A Look Back at the Beatnik Riot
On Sunday, April 9, 1961, what has come to be known as the Beatnik Riot, or Washington Square Folk Riot, took place (see the flashback in the Villager). Since the 1940’s Washington Square Park had been an epicenter for folk music – a public gathering spot where the likes of Bob Dylan, Joan Baez, and David Bennett Cohen could feel at home and play their music freely (see GVSHP’s Village History). In 1961 the Washington Square Association, along with then Parks Commissioner Newbold Morris, acted on their belief that the park should be tranquil and quiet. Police were ordered to remove “the roving troubadours and their followers” from the park.
On Sunday, April 9th, close to 3,000 “Beatniks,” including a 19-year-old Bob Dylan, came to the park to play their music in opposition of this ban. The protest was arranged by Izzy Young, head of the Folklore Center on MacDougal Street. A group of protestors who sat in the fountain singing “We Shall Not be Moved” was attacked by police with billy clubs. Another group sang the Star Spangled Banner, thinking police would not attack such a display of patriotism- they were wrong. Even the mounted police unit was present. All in all, many were arrested and many more were pushed, shoved, and ordered out. Eventually the ban was lifted after more protests ensued and a 1,500 person petition was signed.

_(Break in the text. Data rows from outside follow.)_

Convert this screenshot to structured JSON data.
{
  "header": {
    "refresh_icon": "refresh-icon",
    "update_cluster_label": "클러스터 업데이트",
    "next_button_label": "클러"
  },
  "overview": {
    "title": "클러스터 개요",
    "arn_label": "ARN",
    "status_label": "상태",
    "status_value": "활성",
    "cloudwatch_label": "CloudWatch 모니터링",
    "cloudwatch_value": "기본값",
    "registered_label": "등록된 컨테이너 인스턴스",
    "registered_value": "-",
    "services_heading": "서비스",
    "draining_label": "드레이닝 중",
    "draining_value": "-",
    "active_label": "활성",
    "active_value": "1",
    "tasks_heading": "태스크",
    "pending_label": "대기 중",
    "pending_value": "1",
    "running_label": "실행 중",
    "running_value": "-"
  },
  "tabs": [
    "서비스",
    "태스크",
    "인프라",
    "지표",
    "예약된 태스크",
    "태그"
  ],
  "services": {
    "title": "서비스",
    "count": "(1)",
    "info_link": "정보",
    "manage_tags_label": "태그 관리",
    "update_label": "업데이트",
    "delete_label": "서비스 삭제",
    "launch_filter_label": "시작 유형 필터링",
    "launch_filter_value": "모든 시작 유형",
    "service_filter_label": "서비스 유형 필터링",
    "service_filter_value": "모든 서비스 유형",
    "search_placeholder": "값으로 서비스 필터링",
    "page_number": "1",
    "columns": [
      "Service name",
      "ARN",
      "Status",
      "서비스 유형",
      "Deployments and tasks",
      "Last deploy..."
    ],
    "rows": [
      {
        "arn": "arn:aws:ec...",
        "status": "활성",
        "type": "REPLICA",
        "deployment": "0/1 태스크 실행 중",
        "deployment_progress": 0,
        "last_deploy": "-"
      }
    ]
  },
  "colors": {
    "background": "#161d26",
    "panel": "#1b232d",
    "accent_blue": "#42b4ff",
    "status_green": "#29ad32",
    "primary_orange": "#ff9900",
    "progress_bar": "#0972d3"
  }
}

Very little documentation remains from that significant day, other than a 17-minute film taken of the riot by Dan Drasin titled “Sunday” (which can be viewed online) and photos taken by Izzy Young. The legacy of free-spirit and artistic creation in Washington Square Park, however, remains ever-present.